======== Information given

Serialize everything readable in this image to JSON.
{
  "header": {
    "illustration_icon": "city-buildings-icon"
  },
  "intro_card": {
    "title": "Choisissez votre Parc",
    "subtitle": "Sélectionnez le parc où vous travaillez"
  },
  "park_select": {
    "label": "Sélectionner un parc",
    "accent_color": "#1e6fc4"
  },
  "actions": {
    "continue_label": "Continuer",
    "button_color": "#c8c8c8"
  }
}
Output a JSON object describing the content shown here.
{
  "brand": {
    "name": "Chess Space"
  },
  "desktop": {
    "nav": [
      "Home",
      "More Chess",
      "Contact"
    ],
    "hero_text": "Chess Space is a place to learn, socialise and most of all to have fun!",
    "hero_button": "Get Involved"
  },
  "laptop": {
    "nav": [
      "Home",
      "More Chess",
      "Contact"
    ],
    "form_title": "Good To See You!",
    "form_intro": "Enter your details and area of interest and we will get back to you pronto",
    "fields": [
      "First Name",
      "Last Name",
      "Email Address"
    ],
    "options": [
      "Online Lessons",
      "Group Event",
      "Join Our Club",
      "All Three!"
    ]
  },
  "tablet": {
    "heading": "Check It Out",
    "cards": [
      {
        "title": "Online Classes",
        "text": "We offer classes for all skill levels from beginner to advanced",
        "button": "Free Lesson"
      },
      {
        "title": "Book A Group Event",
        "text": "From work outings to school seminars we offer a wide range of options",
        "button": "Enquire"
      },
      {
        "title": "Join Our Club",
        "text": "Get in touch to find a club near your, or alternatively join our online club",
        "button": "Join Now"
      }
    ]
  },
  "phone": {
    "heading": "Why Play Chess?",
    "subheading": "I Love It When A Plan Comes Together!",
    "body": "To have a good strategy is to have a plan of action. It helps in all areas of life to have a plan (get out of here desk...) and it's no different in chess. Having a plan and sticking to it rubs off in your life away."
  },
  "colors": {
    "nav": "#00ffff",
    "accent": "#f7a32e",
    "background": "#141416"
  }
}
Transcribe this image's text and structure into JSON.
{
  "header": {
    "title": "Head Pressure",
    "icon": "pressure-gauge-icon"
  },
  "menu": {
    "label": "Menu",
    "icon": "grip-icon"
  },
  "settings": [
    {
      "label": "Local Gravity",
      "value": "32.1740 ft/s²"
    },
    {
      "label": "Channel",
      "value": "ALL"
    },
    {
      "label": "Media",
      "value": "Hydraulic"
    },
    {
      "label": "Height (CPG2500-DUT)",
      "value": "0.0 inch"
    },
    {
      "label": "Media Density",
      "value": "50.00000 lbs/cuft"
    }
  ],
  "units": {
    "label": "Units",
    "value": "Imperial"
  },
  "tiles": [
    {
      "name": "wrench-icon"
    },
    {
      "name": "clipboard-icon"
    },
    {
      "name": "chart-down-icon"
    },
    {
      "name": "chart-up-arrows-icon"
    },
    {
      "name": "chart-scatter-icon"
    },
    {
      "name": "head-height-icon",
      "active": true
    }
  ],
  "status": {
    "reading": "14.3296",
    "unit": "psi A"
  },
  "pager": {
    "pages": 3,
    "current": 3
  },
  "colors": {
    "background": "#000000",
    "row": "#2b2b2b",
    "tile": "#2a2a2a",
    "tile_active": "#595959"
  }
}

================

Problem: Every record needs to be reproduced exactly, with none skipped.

Response to the task:
Serialize everything readable in this image to JSON.
{
  "header": {
    "illustration_icon": "city-buildings-icon"
  },
  "intro_card": {
    "title": "Choisissez votre Parc",
    "subtitle": "Sélectionnez le parc où vous travaillez"
  },
  "park_select": {
    "label": "Sélectionner un parc",
    "accent_color": "#1e6fc4"
  },
  "actions": {
    "continue_label": "Continuer",
    "button_color": "#c8c8c8"
  }
}
Output a JSON object describing the content shown here.
{
  "brand": {
    "name": "Chess Space"
  },
  "desktop": {
    "nav": [
      "Home",
      "More Chess",
      "Contact"
    ],
    "hero_text": "Chess Space is a place to learn, socialise and most of all to have fun!",
    "hero_button": "Get Involved"
  },
  "laptop": {
    "nav": [
      "Home",
      "More Chess",
      "Contact"
    ],
    "form_title": "Good To See You!",
    "form_intro": "Enter your details and area of interest and we will get back to you pronto",
    "fields": [
      "First Name",
      "Last Name",
      "Email Address"
    ],
    "options": [
      "Online Lessons",
      "Group Event",
      "Join Our Club",
      "All Three!"
    ]
  },
  "tablet": {
    "heading": "Check It Out",
    "cards": [
      {
        "title": "Online Classes",
        "text": "We offer classes for all skill levels from beginner to advanced",
        "button": "Free Lesson"
      },
      {
        "title": "Book A Group Event",
        "text": "From work outings to school seminars we offer a wide range of options",
        "button": "Enquire"
      },
      {
        "title": "Join Our Club",
        "text": "Get in touch to find a club near your, or alternatively join our online club",
        "button": "Join Now"
      }
    ]
  },
  "phone": {
    "heading": "Why Play Chess?",
    "subheading": "I Love It When A Plan Comes Together!",
    "body": "To have a good strategy is to have a plan of action. It helps in all areas of life to have a plan (get out of here desk...) and it's no different in chess. Having a plan and sticking to it rubs off in your life away."
  },
  "colors": {
    "nav": "#00ffff",
    "accent": "#f7a32e",
    "background": "#141416"
  }
}
Transcribe this image's text and structure into JSON.
{
  "header": {
    "title": "Head Pressure",
    "icon": "pressure-gauge-icon"
  },
  "menu": {
    "label": "Menu",
    "icon": "grip-icon"
  },
  "settings": [
    {
      "label": "Local Gravity",
      "value": "32.1740 ft/s²"
    },
    {
      "label": "Channel",
      "value": "ALL"
    },
    {
      "label": "Media",
      "value": "Hydraulic"
    },
    {
      "label": "Height (CPG2500-DUT)",
      "value": "0.0 inch"
    },
    {
      "label": "Media Density",
      "value": "50.00000 lbs/cuft"
    }
  ],
  "units": {
    "label": "Units",
    "value": "Imperial"
  },
  "tiles": [
    {
      "name": "wrench-icon"
    },
    {
      "name": "clipboard-icon"
    },
    {
      "name": "chart-down-icon"
    },
    {
      "name": "chart-up-arrows-icon"
    },
    {
      "name": "chart-scatter-icon"
    },
    {
      "name": "head-height-icon",
      "active": true
    }
  ],
  "status": {
    "reading": "14.3296",
    "unit": "psi A"
  },
  "pager": {
    "pages": 3,
    "current": 3
  },
  "colors": {
    "background": "#000000",
    "row": "#2b2b2b",
    "tile": "#2a2a2a",
    "tile_active": "#595959"
  }
}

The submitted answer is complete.